▶ _INSTRUCTIONS TO FOLLOW_
Using the entries below, show all lines with the string "likes".

▶ _PROVIDED RECORDS_
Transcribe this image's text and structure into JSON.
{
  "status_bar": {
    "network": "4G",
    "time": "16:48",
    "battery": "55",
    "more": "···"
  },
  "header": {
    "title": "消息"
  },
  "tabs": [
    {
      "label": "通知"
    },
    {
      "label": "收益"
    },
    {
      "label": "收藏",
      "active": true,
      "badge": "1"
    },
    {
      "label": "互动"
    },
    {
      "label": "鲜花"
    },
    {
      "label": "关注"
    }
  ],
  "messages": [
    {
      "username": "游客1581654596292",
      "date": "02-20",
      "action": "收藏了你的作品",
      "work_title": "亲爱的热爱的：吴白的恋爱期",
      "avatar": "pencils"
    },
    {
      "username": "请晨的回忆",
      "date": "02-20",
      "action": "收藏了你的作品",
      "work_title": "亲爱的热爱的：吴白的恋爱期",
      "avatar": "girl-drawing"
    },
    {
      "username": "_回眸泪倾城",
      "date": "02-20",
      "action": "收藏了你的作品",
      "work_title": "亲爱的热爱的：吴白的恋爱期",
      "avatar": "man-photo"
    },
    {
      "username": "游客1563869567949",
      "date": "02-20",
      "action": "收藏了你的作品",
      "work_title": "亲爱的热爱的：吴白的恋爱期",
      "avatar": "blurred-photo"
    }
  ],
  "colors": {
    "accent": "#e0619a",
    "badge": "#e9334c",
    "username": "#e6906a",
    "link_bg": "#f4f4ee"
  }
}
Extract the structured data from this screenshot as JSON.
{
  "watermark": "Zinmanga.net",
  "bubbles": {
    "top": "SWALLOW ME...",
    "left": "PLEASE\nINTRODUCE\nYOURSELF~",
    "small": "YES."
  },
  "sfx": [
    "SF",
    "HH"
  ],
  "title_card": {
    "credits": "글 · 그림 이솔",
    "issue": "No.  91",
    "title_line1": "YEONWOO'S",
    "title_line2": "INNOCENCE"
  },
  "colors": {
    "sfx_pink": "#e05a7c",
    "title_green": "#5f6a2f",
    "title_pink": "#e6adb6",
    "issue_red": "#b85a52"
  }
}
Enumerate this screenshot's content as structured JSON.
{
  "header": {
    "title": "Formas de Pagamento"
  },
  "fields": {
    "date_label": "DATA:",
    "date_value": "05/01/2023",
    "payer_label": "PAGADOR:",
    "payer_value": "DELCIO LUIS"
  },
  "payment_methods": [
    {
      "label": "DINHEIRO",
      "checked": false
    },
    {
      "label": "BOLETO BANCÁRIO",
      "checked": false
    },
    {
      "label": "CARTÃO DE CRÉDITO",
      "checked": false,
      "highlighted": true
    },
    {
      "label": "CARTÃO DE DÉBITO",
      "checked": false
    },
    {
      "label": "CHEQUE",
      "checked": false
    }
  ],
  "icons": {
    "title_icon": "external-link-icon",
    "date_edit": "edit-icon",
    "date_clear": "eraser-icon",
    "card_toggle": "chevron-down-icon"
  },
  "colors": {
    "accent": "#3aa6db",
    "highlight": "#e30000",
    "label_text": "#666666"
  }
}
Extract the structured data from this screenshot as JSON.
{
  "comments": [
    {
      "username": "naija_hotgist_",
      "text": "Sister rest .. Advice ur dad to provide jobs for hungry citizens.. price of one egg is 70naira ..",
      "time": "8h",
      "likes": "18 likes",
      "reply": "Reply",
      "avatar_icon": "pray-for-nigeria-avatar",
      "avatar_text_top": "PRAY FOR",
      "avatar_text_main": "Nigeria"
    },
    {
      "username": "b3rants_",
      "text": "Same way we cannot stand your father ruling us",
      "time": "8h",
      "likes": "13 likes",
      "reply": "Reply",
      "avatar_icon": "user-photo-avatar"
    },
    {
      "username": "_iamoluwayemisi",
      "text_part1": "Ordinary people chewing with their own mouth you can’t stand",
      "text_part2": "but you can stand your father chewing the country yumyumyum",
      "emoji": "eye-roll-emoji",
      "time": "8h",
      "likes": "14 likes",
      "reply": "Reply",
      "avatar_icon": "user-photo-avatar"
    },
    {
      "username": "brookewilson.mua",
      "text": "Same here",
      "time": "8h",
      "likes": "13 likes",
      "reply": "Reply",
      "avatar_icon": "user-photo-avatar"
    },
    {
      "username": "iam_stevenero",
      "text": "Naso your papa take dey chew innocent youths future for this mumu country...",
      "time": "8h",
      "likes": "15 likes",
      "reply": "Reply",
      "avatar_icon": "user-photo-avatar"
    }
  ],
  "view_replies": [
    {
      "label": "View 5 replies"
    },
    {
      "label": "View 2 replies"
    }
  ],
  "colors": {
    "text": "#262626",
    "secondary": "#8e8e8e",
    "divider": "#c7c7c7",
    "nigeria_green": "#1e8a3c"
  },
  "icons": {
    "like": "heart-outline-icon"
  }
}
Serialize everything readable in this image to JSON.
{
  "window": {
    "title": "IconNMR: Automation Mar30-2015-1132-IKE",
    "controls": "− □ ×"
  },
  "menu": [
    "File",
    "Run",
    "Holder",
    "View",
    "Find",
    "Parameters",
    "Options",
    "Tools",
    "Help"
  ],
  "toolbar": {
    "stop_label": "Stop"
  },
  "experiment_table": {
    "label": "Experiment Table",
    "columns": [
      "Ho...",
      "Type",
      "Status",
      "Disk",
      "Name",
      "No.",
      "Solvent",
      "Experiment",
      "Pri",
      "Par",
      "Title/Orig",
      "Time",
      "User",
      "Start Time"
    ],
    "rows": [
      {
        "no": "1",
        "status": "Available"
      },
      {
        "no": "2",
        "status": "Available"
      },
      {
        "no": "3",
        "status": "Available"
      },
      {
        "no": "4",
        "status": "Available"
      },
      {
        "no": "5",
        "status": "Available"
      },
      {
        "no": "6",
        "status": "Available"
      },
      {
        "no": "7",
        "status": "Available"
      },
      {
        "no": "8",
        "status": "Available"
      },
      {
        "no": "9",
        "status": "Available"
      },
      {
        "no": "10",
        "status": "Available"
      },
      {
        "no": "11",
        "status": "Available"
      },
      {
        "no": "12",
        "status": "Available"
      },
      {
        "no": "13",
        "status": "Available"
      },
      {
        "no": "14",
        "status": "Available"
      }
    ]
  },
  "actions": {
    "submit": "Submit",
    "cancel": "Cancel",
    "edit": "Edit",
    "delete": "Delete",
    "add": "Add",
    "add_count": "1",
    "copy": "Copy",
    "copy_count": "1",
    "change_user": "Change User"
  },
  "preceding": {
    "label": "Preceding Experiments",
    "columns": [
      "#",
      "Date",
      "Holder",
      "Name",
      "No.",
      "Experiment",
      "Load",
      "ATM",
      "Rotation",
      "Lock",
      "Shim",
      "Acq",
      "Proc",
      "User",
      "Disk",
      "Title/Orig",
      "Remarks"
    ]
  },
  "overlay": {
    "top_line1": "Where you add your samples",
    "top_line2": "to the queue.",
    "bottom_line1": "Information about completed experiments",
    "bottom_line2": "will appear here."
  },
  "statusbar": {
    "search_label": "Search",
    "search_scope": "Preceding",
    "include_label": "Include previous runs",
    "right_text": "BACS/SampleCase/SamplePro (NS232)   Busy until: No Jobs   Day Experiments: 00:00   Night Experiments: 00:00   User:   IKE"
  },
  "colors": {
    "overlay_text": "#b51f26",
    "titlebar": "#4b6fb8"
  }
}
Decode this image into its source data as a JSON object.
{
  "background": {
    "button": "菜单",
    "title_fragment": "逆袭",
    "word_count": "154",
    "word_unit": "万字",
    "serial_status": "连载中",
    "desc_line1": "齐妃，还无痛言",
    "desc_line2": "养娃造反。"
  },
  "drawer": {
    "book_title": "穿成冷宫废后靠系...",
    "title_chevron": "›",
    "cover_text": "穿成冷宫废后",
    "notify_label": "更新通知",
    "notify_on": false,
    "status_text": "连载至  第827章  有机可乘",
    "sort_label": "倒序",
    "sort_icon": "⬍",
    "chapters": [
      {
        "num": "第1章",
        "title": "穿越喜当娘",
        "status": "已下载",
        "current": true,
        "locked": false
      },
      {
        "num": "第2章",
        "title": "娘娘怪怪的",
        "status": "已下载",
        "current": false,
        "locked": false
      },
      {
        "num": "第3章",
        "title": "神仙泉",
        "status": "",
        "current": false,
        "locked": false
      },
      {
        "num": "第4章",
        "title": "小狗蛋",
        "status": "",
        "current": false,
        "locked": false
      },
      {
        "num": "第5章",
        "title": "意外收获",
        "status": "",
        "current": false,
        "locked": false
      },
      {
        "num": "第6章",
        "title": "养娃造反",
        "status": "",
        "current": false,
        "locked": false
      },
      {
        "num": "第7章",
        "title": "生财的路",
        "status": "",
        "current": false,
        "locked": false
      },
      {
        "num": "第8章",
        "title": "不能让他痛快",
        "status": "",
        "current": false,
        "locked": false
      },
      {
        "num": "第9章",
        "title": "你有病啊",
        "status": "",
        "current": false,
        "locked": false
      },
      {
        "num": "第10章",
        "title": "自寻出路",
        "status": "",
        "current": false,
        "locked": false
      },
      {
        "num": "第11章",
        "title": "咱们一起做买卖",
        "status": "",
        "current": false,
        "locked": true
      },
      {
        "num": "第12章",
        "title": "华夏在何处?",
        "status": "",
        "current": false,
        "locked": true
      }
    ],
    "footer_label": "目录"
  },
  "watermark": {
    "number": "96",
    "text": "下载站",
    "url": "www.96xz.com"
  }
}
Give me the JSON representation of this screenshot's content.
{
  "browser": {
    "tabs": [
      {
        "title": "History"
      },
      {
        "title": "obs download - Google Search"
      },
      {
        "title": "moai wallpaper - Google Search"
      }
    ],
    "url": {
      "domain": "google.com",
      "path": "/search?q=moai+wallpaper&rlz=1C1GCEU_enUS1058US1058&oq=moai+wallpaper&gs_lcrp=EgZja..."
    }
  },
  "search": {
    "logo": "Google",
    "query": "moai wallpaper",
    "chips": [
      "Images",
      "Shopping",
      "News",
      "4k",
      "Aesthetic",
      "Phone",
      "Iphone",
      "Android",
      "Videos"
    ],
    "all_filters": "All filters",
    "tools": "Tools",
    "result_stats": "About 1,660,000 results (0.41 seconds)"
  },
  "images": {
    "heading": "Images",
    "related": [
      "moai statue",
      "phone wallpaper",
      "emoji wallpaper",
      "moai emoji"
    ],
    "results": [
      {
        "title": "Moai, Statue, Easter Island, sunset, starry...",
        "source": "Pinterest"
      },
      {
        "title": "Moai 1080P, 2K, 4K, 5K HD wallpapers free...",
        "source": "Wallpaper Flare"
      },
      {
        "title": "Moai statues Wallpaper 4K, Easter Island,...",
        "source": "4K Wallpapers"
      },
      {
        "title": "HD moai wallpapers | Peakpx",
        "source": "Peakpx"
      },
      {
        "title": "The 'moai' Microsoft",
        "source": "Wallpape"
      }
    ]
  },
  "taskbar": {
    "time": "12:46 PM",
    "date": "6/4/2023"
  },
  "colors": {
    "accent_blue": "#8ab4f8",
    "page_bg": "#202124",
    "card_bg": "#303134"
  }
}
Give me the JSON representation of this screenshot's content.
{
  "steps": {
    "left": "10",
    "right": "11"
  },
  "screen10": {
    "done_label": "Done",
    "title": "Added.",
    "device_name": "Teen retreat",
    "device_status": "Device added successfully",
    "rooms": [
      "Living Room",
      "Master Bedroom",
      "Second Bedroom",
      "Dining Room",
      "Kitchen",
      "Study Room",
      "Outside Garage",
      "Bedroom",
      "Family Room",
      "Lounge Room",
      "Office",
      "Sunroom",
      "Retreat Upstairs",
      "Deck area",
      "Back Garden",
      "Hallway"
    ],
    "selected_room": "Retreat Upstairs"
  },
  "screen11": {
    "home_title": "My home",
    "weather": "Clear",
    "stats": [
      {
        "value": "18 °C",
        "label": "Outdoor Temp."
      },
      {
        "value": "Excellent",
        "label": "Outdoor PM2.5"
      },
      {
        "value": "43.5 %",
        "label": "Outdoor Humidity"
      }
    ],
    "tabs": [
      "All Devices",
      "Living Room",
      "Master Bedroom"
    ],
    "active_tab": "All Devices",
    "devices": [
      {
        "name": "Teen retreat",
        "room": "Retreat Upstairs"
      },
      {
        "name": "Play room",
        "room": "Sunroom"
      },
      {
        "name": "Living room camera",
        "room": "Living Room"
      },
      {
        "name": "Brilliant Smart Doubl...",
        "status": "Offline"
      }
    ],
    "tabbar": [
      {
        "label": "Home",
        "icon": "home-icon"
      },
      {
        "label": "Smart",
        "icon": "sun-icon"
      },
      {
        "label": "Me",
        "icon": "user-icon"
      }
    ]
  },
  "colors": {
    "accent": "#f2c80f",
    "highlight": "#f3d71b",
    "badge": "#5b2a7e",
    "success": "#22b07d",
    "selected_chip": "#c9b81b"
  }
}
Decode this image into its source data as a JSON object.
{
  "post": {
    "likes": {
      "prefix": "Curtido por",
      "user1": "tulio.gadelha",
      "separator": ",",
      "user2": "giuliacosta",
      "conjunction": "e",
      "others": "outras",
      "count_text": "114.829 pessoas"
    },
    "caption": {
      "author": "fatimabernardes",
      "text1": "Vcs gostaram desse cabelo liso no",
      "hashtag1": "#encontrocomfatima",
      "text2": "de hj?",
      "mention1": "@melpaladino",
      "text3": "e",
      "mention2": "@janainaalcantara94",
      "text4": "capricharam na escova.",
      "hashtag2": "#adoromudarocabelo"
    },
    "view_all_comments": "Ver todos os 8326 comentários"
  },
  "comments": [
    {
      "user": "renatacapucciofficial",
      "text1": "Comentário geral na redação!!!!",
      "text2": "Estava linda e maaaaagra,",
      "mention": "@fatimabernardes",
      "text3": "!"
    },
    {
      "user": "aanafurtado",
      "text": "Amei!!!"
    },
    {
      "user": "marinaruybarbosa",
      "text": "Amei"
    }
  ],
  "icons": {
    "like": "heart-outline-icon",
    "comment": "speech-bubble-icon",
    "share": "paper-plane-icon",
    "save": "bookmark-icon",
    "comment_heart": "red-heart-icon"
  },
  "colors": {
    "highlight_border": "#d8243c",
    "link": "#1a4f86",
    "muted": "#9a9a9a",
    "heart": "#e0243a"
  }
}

▶ _ANSWER TO THIS EXERCISE_
      "likes": "18 likes",
      "likes": "13 likes",
      "likes": "14 likes",
      "likes": "13 likes",
      "likes": "15 likes",
    "likes": {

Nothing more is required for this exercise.